Never feed or approach wildlife. Keep dogs on a leash. Carry bear spray, have it readily-accessible and know how to use it. Hike in groups of three or more. Occasionally make noise to not startle wildlife. Watch for signs of bear activity. If bears have been active in the area, consider recreating elsewhere that day.


Keep trash in bear-resistant trash containers and close and lock lids. Keep any doors or windows accessible to bears closed and locked, including garage and vehicle doors. Never leave food, trash or any scented items in vehicles. Feed pets indoors. If where you're staying has bear-resistant trash cans or dumpsters, use them and keep them locked. Clean outdoor grills after use and clean up after eating outside. Report bear activity to the LPC Bear Hotline at 970-247-BEAR.


Store coolers out of sight in vehicles, and keep vehicle windows rolled up and doors locked. Use food storage canisters or hang food bags when backcountry camping. Never keep food or any scented items in tents. Never leave coolers or food out unattended. Keep your camp area and picnic tables clean. Do not burn or bury trash. Use bear-resistant trash cans or dumpsters and keep them locked or pack out trash. Dogs should be leashed at campsites.

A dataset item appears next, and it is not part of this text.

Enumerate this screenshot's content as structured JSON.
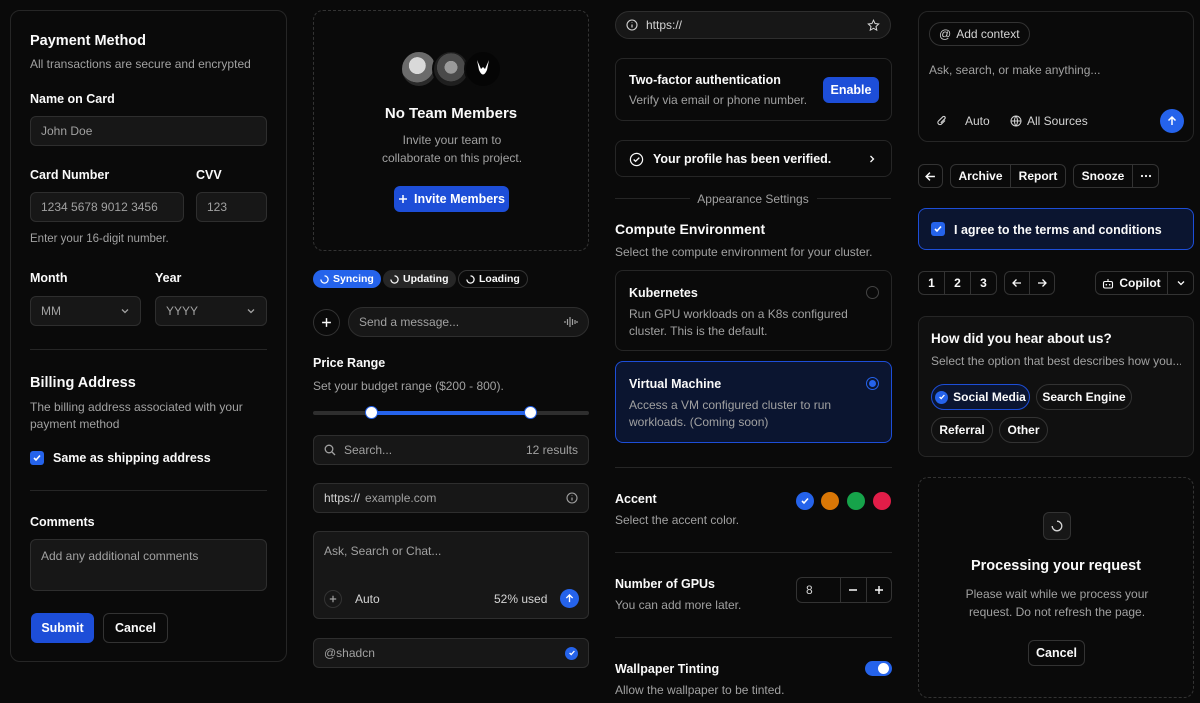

Immediately report any bear sightings or encounters to campground hosts or to the LPC Bear Hotline at 970-247-BEAR.